§ **To do**:
Report back every line in the data that includes the string "Paint".

§ **Supplied material**:
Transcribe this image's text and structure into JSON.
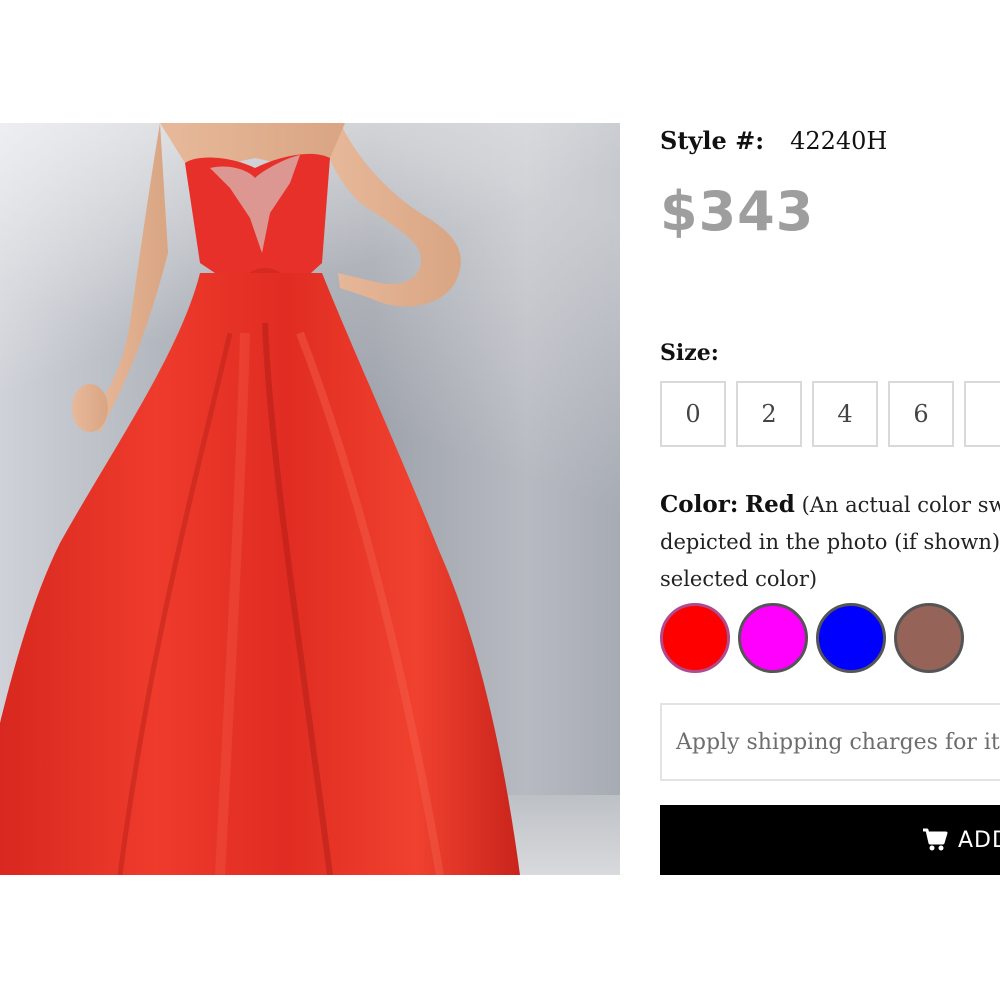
{
  "product": {
    "style_label": "Style #:",
    "style_number": "42240H",
    "price": "$343",
    "dress_color": "#e8302a"
  },
  "size": {
    "label": "Size:",
    "options": [
      "0",
      "2",
      "4",
      "6"
    ]
  },
  "color": {
    "label": "Color:",
    "selected": "Red",
    "note": "(An actual color swa depicted in the photo (if shown) selected color)",
    "swatches": [
      {
        "name": "red",
        "hex": "#ff0000",
        "selected": true
      },
      {
        "name": "magenta",
        "hex": "#ff00ff",
        "selected": false
      },
      {
        "name": "blue",
        "hex": "#0000ff",
        "selected": false
      },
      {
        "name": "brown",
        "hex": "#956358",
        "selected": false
      }
    ]
  },
  "shipping": {
    "text": "Apply shipping charges for it"
  },
  "cart": {
    "button_label": "ADD",
    "icon": "shopping-cart-icon"
  }
}
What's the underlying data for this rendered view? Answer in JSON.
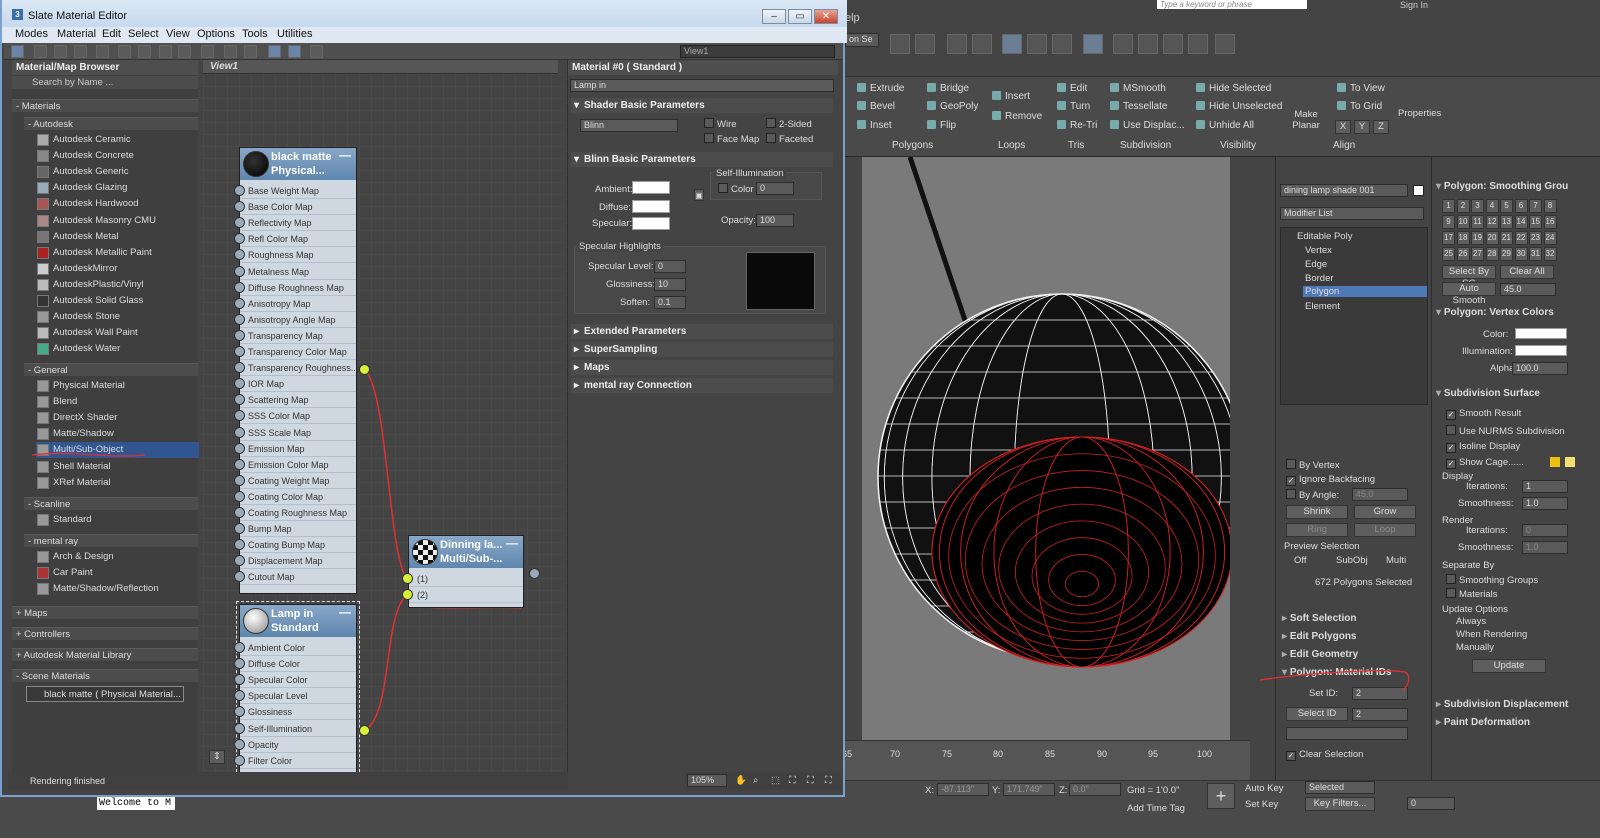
{
  "max": {
    "search_placeholder": "Type a keyword or phrase",
    "signin": "Sign In",
    "help_menu": "elp",
    "selection_set": "on Se",
    "ribbon": {
      "polygons": {
        "title": "Polygons",
        "items": [
          "Extrude",
          "Bevel",
          "Inset",
          "Bridge",
          "GeoPoly",
          "Flip"
        ]
      },
      "loops": {
        "title": "Loops",
        "items": [
          "Insert",
          "Remove"
        ]
      },
      "tris": {
        "title": "Tris",
        "items": [
          "Edit",
          "Turn",
          "Re-Tri"
        ]
      },
      "subdivision": {
        "title": "Subdivision",
        "items": [
          "MSmooth",
          "Tessellate",
          "Use Displac..."
        ]
      },
      "visibility": {
        "title": "Visibility",
        "items": [
          "Hide Selected",
          "Hide Unselected",
          "Unhide All"
        ]
      },
      "align": {
        "title": "Align",
        "make_planar": "Make Planar",
        "to_view": "To View",
        "to_grid": "To Grid",
        "x": "X",
        "y": "Y",
        "z": "Z"
      },
      "properties": "Properties"
    },
    "timeline_ticks": [
      "65",
      "70",
      "75",
      "80",
      "85",
      "90",
      "95",
      "100"
    ],
    "status": {
      "x_label": "X:",
      "x": "-87.113\"",
      "y_label": "Y:",
      "y": "171.749\"",
      "z_label": "Z:",
      "z": "0.0\"",
      "grid": "Grid = 1'0.0\"",
      "add_time_tag": "Add Time Tag",
      "auto_key": "Auto Key",
      "set_key": "Set Key",
      "selected": "Selected",
      "key_filters": "Key Filters...",
      "frame": "0"
    },
    "command": {
      "object_name": "dining lamp shade 001",
      "modifier_list": "Modifier List",
      "stack": [
        "Editable Poly",
        "Vertex",
        "Edge",
        "Border",
        "Polygon",
        "Element"
      ],
      "by_vertex": "By Vertex",
      "ignore_backfacing": "Ignore Backfacing",
      "by_angle": "By Angle:",
      "angle": "45.0",
      "shrink": "Shrink",
      "grow": "Grow",
      "ring": "Ring",
      "loop": "Loop",
      "preview_selection": "Preview Selection",
      "off": "Off",
      "subobj": "SubObj",
      "multi": "Multi",
      "selected_count": "672 Polygons Selected",
      "soft_selection": "Soft Selection",
      "edit_polygons": "Edit Polygons",
      "edit_geometry": "Edit Geometry",
      "material_ids": "Polygon: Material IDs",
      "set_id": "Set ID:",
      "set_id_val": "2",
      "select_id": "Select ID",
      "select_id_val": "2",
      "clear_selection": "Clear Selection"
    },
    "right": {
      "smoothing_title": "Polygon: Smoothing Grou",
      "sg": [
        "1",
        "2",
        "3",
        "4",
        "5",
        "6",
        "7",
        "8",
        "9",
        "10",
        "11",
        "12",
        "13",
        "14",
        "15",
        "16",
        "17",
        "18",
        "19",
        "20",
        "21",
        "22",
        "23",
        "24",
        "25",
        "26",
        "27",
        "28",
        "29",
        "30",
        "31",
        "32"
      ],
      "select_by_sg": "Select By SG",
      "clear_all": "Clear All",
      "auto_smooth": "Auto Smooth",
      "auto_smooth_val": "45.0",
      "vertex_colors": "Polygon: Vertex Colors",
      "color": "Color:",
      "illumination": "Illumination:",
      "alpha": "Alpha:",
      "alpha_val": "100.0",
      "subdiv_surface": "Subdivision Surface",
      "smooth_result": "Smooth Result",
      "use_nurms": "Use NURMS Subdivision",
      "isoline": "Isoline Display",
      "show_cage": "Show Cage......",
      "display": "Display",
      "iterations": "Iterations:",
      "iter_val": "1",
      "smoothness": "Smoothness:",
      "smooth_val": "1.0",
      "render": "Render",
      "r_iter": "0",
      "r_smooth": "1.0",
      "separate_by": "Separate By",
      "smoothing_groups": "Smoothing Groups",
      "materials": "Materials",
      "update_options": "Update Options",
      "always": "Always",
      "when_rendering": "When Rendering",
      "manually": "Manually",
      "update": "Update",
      "subdiv_displacement": "Subdivision Displacement",
      "paint_deformation": "Paint Deformation"
    }
  },
  "slate": {
    "title": "Slate Material Editor",
    "menu": [
      "Modes",
      "Material",
      "Edit",
      "Select",
      "View",
      "Options",
      "Tools",
      "Utilities"
    ],
    "view_dropdown": "View1",
    "browser": {
      "title": "Material/Map Browser",
      "search": "Search by Name ...",
      "groups": {
        "materials": "- Materials",
        "autodesk": "- Autodesk",
        "general": "- General",
        "scanline": "- Scanline",
        "mentalray": "- mental ray",
        "maps": "+ Maps",
        "controllers": "+ Controllers",
        "library": "+ Autodesk Material Library",
        "scene": "- Scene Materials"
      },
      "autodesk_items": [
        "Autodesk Ceramic",
        "Autodesk Concrete",
        "Autodesk Generic",
        "Autodesk Glazing",
        "Autodesk Hardwood",
        "Autodesk Masonry CMU",
        "Autodesk Metal",
        "Autodesk Metallic Paint",
        "AutodeskMirror",
        "AutodeskPlastic/Vinyl",
        "Autodesk Solid Glass",
        "Autodesk Stone",
        "Autodesk Wall Paint",
        "Autodesk Water"
      ],
      "general_items": [
        "Physical Material",
        "Blend",
        "DirectX Shader",
        "Matte/Shadow",
        "Multi/Sub-Object",
        "Shell Material",
        "XRef Material"
      ],
      "scanline_items": [
        "Standard"
      ],
      "mentalray_items": [
        "Arch & Design",
        "Car Paint",
        "Matte/Shadow/Reflection"
      ],
      "scene_items": [
        "black matte  ( Physical Material..."
      ]
    },
    "view_tab": "View1",
    "node1": {
      "name1": "black matte",
      "name2": "Physical...",
      "slots": [
        "Base Weight Map",
        "Base Color Map",
        "Reflectivity Map",
        "Refl Color Map",
        "Roughness Map",
        "Metalness Map",
        "Diffuse Roughness Map",
        "Anisotropy Map",
        "Anisotropy Angle Map",
        "Transparency Map",
        "Transparency Color Map",
        "Transparency Roughness...",
        "IOR Map",
        "Scattering Map",
        "SSS Color Map",
        "SSS Scale Map",
        "Emission Map",
        "Emission Color Map",
        "Coating Weight Map",
        "Coating Color Map",
        "Coating Roughness Map",
        "Bump Map",
        "Coating Bump Map",
        "Displacement Map",
        "Cutout Map"
      ]
    },
    "node2": {
      "name1": "Lamp in",
      "name2": "Standard",
      "slots": [
        "Ambient Color",
        "Diffuse Color",
        "Specular Color",
        "Specular Level",
        "Glossiness",
        "Self-Illumination",
        "Opacity",
        "Filter Color"
      ]
    },
    "node3": {
      "name1": "Dinning la...",
      "name2": "Multi/Sub-...",
      "slots": [
        "(1)",
        "(2)"
      ]
    },
    "params": {
      "title": "Material #0  ( Standard )",
      "name": "Lamp in",
      "shader_basic": "Shader Basic Parameters",
      "shader": "Blinn",
      "wire": "Wire",
      "two_sided": "2-Sided",
      "face_map": "Face Map",
      "faceted": "Faceted",
      "blinn_basic": "Blinn Basic Parameters",
      "self_illum": "Self-Illumination",
      "color": "Color",
      "color_val": "0",
      "ambient": "Ambient:",
      "diffuse": "Diffuse:",
      "specular": "Specular:",
      "opacity": "Opacity:",
      "opacity_val": "100",
      "spec_highlights": "Specular Highlights",
      "spec_level": "Specular Level:",
      "spec_level_val": "0",
      "glossiness": "Glossiness:",
      "gloss_val": "10",
      "soften": "Soften:",
      "soften_val": "0.1",
      "extended": "Extended Parameters",
      "supersampling": "SuperSampling",
      "maps": "Maps",
      "mentalray": "mental ray Connection"
    },
    "status": "Rendering finished",
    "zoom": "105%"
  },
  "taskbar": {
    "welcome": "Welcome to M"
  }
}
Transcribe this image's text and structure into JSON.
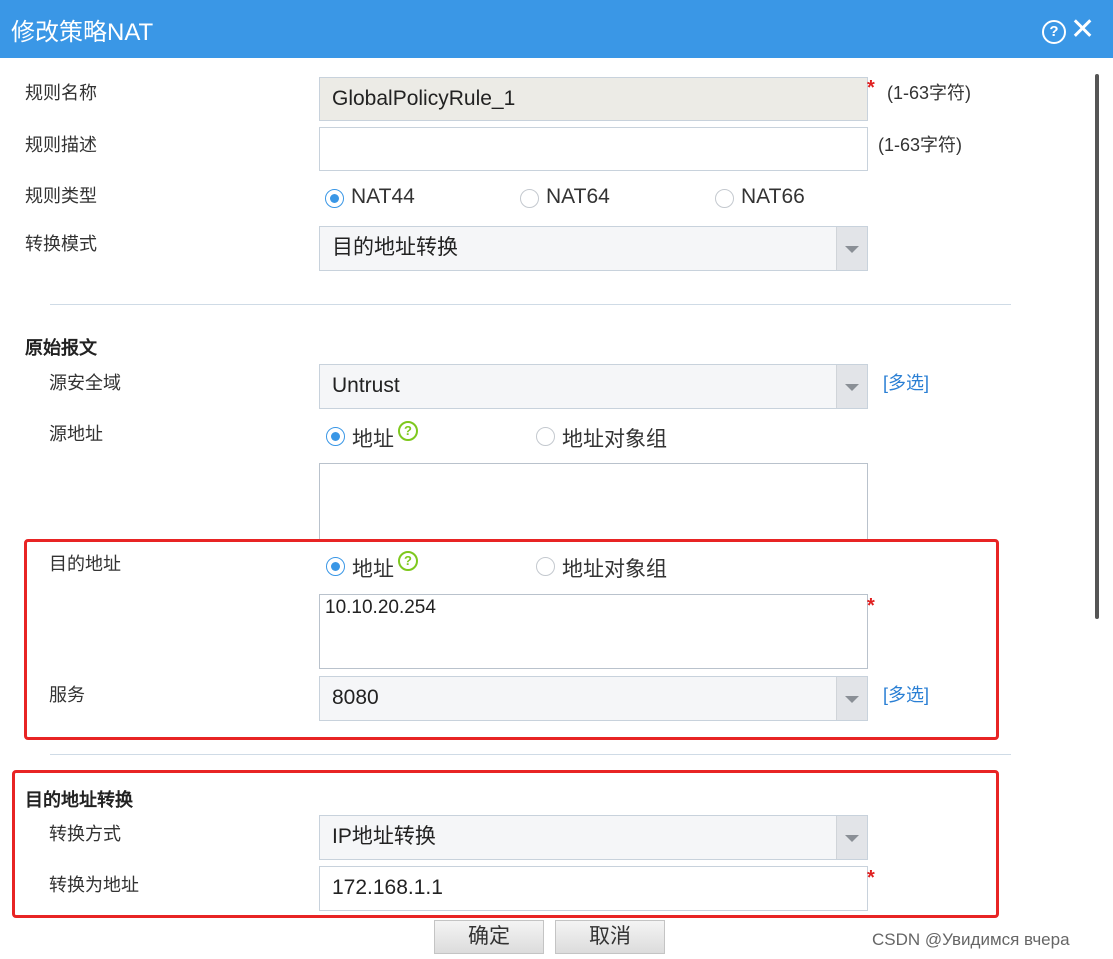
{
  "dialog": {
    "title": "修改策略NAT",
    "help_symbol": "?",
    "close_symbol": "✕"
  },
  "rule_name": {
    "label": "规则名称",
    "value": "GlobalPolicyRule_1",
    "required": "*",
    "hint": "(1-63字符)"
  },
  "rule_desc": {
    "label": "规则描述",
    "value": "",
    "hint": "(1-63字符)"
  },
  "rule_type": {
    "label": "规则类型",
    "options": [
      "NAT44",
      "NAT64",
      "NAT66"
    ],
    "selected": "NAT44"
  },
  "convert_mode": {
    "label": "转换模式",
    "value": "目的地址转换"
  },
  "original_packet": {
    "section_title": "原始报文",
    "src_zone": {
      "label": "源安全域",
      "value": "Untrust",
      "link": "[多选]"
    },
    "src_addr": {
      "label": "源地址",
      "option_addr": "地址",
      "option_group": "地址对象组",
      "value": ""
    },
    "dst_addr": {
      "label": "目的地址",
      "option_addr": "地址",
      "option_group": "地址对象组",
      "value": "10.10.20.254",
      "required": "*"
    },
    "service": {
      "label": "服务",
      "value": "8080",
      "link": "[多选]"
    }
  },
  "dst_translation": {
    "section_title": "目的地址转换",
    "method": {
      "label": "转换方式",
      "value": "IP地址转换"
    },
    "to_addr": {
      "label": "转换为地址",
      "value": "172.168.1.1",
      "required": "*"
    }
  },
  "buttons": {
    "ok": "确定",
    "cancel": "取消"
  },
  "watermark": "CSDN @Увидимся вчера",
  "colors": {
    "titlebar": "#3a97e6",
    "highlight_border": "#e82424",
    "link": "#2a7fd4",
    "required": "#e02020"
  }
}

§ **Exercise output**:
      "paint_deformation": "Paint Deformation"
        "Autodesk Metallic Paint",
        "Autodesk Wall Paint",
        "Car Paint",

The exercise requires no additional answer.